Au Pair in America has au pairs arriving to the U.S. from so many different countries. These young women take a leap of faith, trusting that the net will be there. And be there it is! With an excellent field network of community counselors, a dedicated staff in Stamford, CT and host families wanting to support cultural exchange, the young women arrive to open arms and on-going support.
I’ve had the pleasure of recieivng their essays, poems, songs and artwork expressing their views on cultural exchange: what does it mean to them, what have they learned about the U.S. and Americans, how has this experience changed their worldview?

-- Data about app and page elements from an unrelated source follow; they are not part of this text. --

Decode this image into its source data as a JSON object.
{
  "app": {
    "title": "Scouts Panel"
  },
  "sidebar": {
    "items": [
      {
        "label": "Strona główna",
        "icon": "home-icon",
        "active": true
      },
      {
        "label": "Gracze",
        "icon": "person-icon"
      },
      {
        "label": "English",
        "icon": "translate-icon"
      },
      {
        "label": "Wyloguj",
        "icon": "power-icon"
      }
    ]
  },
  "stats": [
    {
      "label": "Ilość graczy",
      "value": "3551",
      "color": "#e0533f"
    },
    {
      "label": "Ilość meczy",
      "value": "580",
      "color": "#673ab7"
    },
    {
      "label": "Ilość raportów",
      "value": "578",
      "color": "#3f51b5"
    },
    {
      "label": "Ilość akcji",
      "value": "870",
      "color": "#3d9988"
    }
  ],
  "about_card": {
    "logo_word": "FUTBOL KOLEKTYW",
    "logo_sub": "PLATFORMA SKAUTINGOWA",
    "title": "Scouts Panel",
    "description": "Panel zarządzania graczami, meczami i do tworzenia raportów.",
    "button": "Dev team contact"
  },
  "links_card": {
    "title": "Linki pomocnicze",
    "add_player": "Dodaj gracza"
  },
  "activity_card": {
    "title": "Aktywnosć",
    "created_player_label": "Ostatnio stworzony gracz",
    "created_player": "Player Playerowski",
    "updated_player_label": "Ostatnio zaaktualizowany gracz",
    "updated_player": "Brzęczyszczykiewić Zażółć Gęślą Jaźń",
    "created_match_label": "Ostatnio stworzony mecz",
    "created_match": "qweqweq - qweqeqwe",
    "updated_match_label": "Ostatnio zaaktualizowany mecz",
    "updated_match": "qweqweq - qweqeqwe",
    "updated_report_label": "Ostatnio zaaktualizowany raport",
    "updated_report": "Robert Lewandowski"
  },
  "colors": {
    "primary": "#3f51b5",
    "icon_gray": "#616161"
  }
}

The common threads in these writings can’t be missed. I read over and over how a cultural exchange experience is an opportunity to form your own opinions. Adelina Martinez Lavartiega wrote that she doesn’t want anyone telling her about Americans and their culture; she wants to “live it!” Not only do the au pairs learn from Americans, they learn from each other and their community.

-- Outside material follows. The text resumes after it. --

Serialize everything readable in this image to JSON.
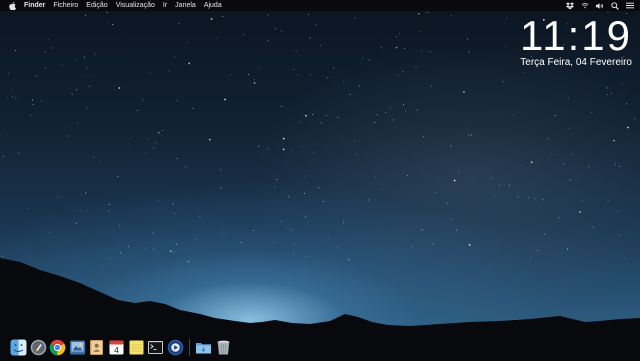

Several au pairs wrote about the diversity in the U.S. “…so many races sharing and living peacefully.”
Pre-conceived notions go out the window as the au pairs have “mind-changing” experiences. Laura Gonzalez from Colombia wrote that “living with Americans helped me open my mind….I can delete the barriers in my mind!” Laura would like to teach people that they’re uneducated impressions of Americans are wrong and then share her impressions that Americans “try to improve the things that people need to live a better life: and how they “like to help themselves. ”
I was surprised to read that so many of the au pairs commented positively on American patriotism. Emma Korpi from Finland expected Americans to exhibit “overly enthusiastic patriotism,” but what she didn’t expect was the twinge of “jealousy” over the way “every American embraces their home country.” When given the opportunity to “share…the singing of the national anthem with thousands of Americans before an NFL game, I felt really emotional by the way all the people were singing together and honoring the country and its ancestors.”

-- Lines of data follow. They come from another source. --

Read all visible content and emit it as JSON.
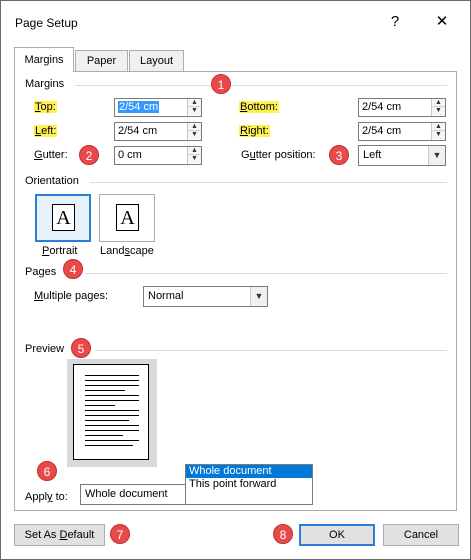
{
  "window": {
    "title": "Page Setup",
    "help": "?",
    "close": "✕"
  },
  "tabs": [
    {
      "label": "Margins",
      "active": true
    },
    {
      "label": "Paper",
      "active": false
    },
    {
      "label": "Layout",
      "active": false
    }
  ],
  "margins": {
    "section": "Margins",
    "top": {
      "label_pre": "",
      "label_u": "T",
      "label_post": "op:",
      "value": "2/54 cm"
    },
    "bottom": {
      "label_pre": "",
      "label_u": "B",
      "label_post": "ottom:",
      "value": "2/54 cm"
    },
    "left": {
      "label_pre": "",
      "label_u": "L",
      "label_post": "eft:",
      "value": "2/54 cm"
    },
    "right": {
      "label_pre": "",
      "label_u": "R",
      "label_post": "ight:",
      "value": "2/54 cm"
    },
    "gutter": {
      "label_pre": "",
      "label_u": "G",
      "label_post": "utter:",
      "value": "0 cm"
    },
    "gutter_position": {
      "label_pre": "G",
      "label_u": "u",
      "label_post": "tter position:",
      "value": "Left"
    }
  },
  "orientation": {
    "section": "Orientation",
    "portrait": {
      "label_pre": "",
      "label_u": "P",
      "label_post": "ortrait",
      "selected": true
    },
    "landscape": {
      "label_pre": "Land",
      "label_u": "s",
      "label_post": "cape",
      "selected": false
    },
    "icon_glyph": "A"
  },
  "pages": {
    "section": "Pages",
    "multiple_pages": {
      "label_pre": "",
      "label_u": "M",
      "label_post": "ultiple pages:",
      "value": "Normal"
    }
  },
  "preview": {
    "section": "Preview"
  },
  "apply_to": {
    "label_pre": "Appl",
    "label_u": "y",
    "label_post": " to:",
    "value": "Whole document",
    "options": [
      "Whole document",
      "This point forward"
    ]
  },
  "buttons": {
    "set_default": {
      "label_pre": "Set As ",
      "label_u": "D",
      "label_post": "efault"
    },
    "ok": "OK",
    "cancel": "Cancel"
  },
  "badges": [
    "1",
    "2",
    "3",
    "4",
    "5",
    "6",
    "7",
    "8"
  ],
  "colors": {
    "highlight": "#fff250",
    "badge": "#e84a4a",
    "selection": "#0078d7",
    "focus_border": "#2a7fd4"
  }
}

Throughout the essays, there was the belief that the cultural exchange experience broadened the young women’s minds, helped them mature and learn how people in their countries and the U.S. can learn from each other.